Among the records that follow, find each line holding the word "true" and copy it.

# # #

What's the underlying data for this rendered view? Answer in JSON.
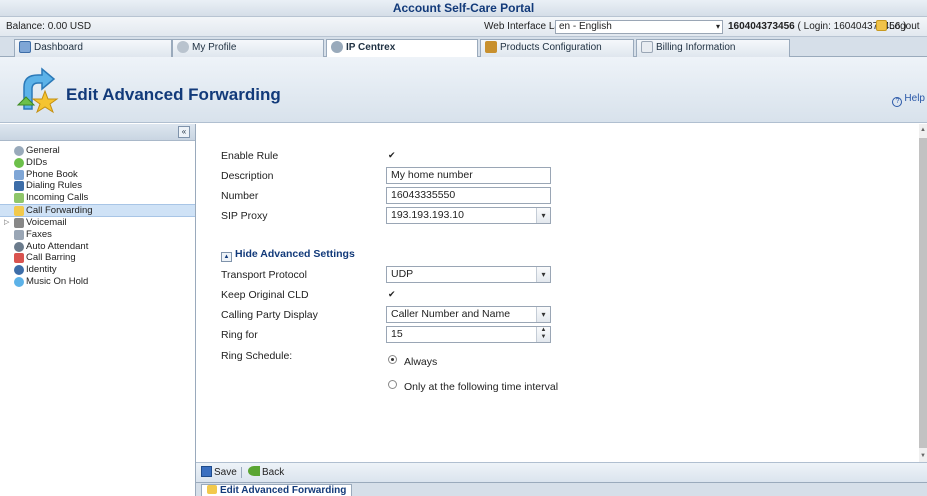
{
  "window": {
    "title": "Account Self-Care Portal"
  },
  "info": {
    "balance": "Balance: 0.00 USD",
    "language_label": "Web Interface Language:",
    "language_value": "en - English",
    "account_id": "160404373456",
    "login_text": "( Login: 160404373456 )",
    "logout": "Logout"
  },
  "tabs": [
    {
      "label": "Dashboard"
    },
    {
      "label": "My Profile"
    },
    {
      "label": "IP Centrex"
    },
    {
      "label": "Products Configuration"
    },
    {
      "label": "Billing Information"
    }
  ],
  "header": {
    "title": "Edit Advanced Forwarding",
    "help": "Help"
  },
  "sidebar": {
    "collapse_glyph": "«",
    "items": [
      {
        "label": "General"
      },
      {
        "label": "DIDs"
      },
      {
        "label": "Phone Book"
      },
      {
        "label": "Dialing Rules"
      },
      {
        "label": "Incoming Calls"
      },
      {
        "label": "Call Forwarding"
      },
      {
        "label": "Voicemail"
      },
      {
        "label": "Faxes"
      },
      {
        "label": "Auto Attendant"
      },
      {
        "label": "Call Barring"
      },
      {
        "label": "Identity"
      },
      {
        "label": "Music On Hold"
      }
    ]
  },
  "form": {
    "enable_rule": {
      "label": "Enable Rule",
      "checked": true
    },
    "description": {
      "label": "Description",
      "value": "My home number"
    },
    "number": {
      "label": "Number",
      "value": "16043335550"
    },
    "sip_proxy": {
      "label": "SIP Proxy",
      "value": "193.193.193.10"
    },
    "advanced_toggle": "Hide Advanced Settings",
    "transport_protocol": {
      "label": "Transport Protocol",
      "value": "UDP"
    },
    "keep_original_cld": {
      "label": "Keep Original CLD",
      "checked": true
    },
    "calling_party_display": {
      "label": "Calling Party Display",
      "value": "Caller Number and Name"
    },
    "ring_for": {
      "label": "Ring for",
      "value": "15"
    },
    "ring_schedule": {
      "label": "Ring Schedule:",
      "options": [
        {
          "label": "Always",
          "selected": true
        },
        {
          "label": "Only at the following time interval",
          "selected": false
        }
      ]
    }
  },
  "toolbar": {
    "save": "Save",
    "back": "Back"
  },
  "bottom_tab": {
    "label": "Edit Advanced Forwarding"
  },
  "icons": {
    "check": "✔",
    "dropdown": "▾",
    "spin": "▲▼",
    "collapse_triangle": "▲",
    "expander": "▷"
  }
}
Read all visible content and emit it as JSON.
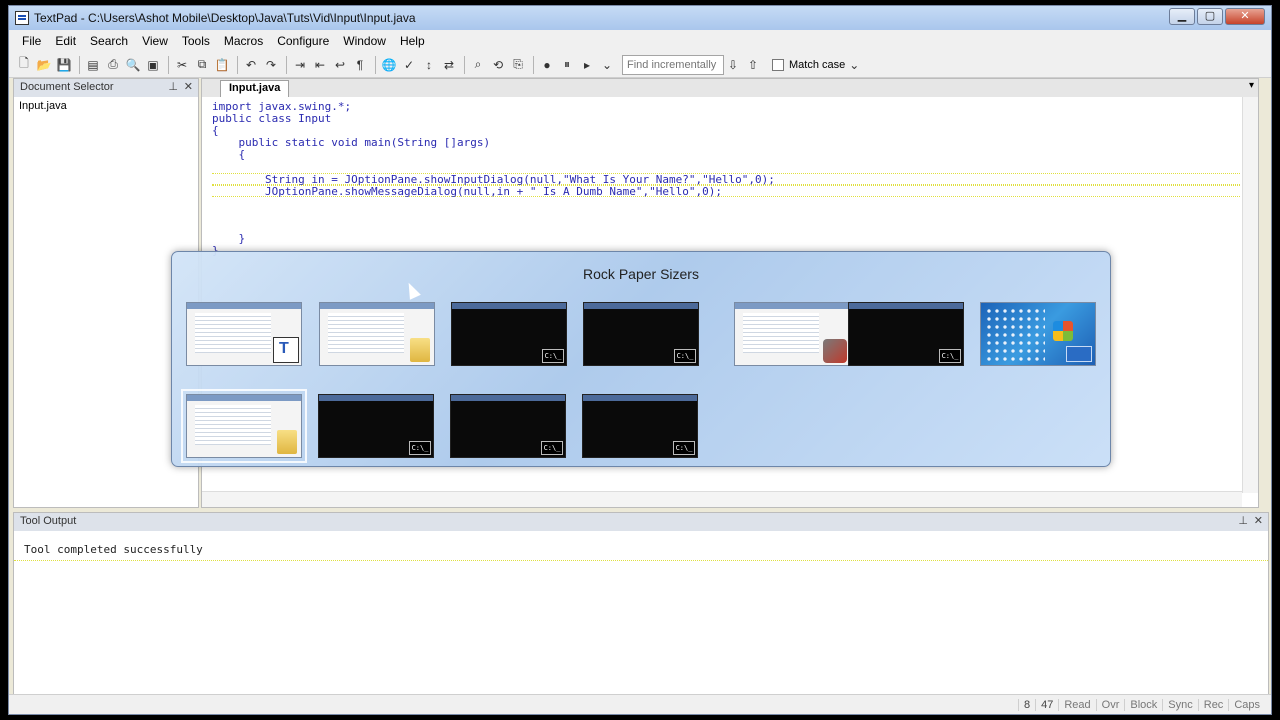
{
  "window": {
    "title": "TextPad - C:\\Users\\Ashot Mobile\\Desktop\\Java\\Tuts\\Vid\\Input\\Input.java"
  },
  "menu": [
    "File",
    "Edit",
    "Search",
    "View",
    "Tools",
    "Macros",
    "Configure",
    "Window",
    "Help"
  ],
  "toolbar": {
    "find_placeholder": "Find incrementally",
    "match_case_label": "Match case"
  },
  "doc_selector": {
    "title": "Document Selector",
    "items": [
      "Input.java"
    ]
  },
  "editor": {
    "tab": "Input.java",
    "lines": [
      "import javax.swing.*;",
      "public class Input",
      "{",
      "    public static void main(String []args)",
      "    {",
      "",
      "        String in = JOptionPane.showInputDialog(null,\"What Is Your Name?\",\"Hello\",0);",
      "        JOptionPane.showMessageDialog(null,in + \" Is A Dumb Name\",\"Hello\",0);",
      "",
      "",
      "",
      "    }",
      "}"
    ]
  },
  "tool_output": {
    "title": "Tool Output",
    "text": "Tool completed successfully"
  },
  "status": {
    "line": "8",
    "col": "47",
    "flags": [
      "Read",
      "Ovr",
      "Block",
      "Sync",
      "Rec",
      "Caps"
    ]
  },
  "switcher": {
    "title": "Rock Paper Sizers",
    "windows": [
      {
        "kind": "textpad"
      },
      {
        "kind": "explorer"
      },
      {
        "kind": "cmd"
      },
      {
        "kind": "cmd"
      },
      {
        "kind": "tool"
      },
      {
        "kind": "cmd"
      },
      {
        "kind": "desktop"
      },
      {
        "kind": "explorer",
        "selected": true
      },
      {
        "kind": "cmd"
      },
      {
        "kind": "cmd"
      },
      {
        "kind": "cmd"
      }
    ],
    "cmd_badge": "C:\\_"
  }
}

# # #

- _Written reply_:
      "checked": true
      "checked": true
          "selected": true
        "selected": true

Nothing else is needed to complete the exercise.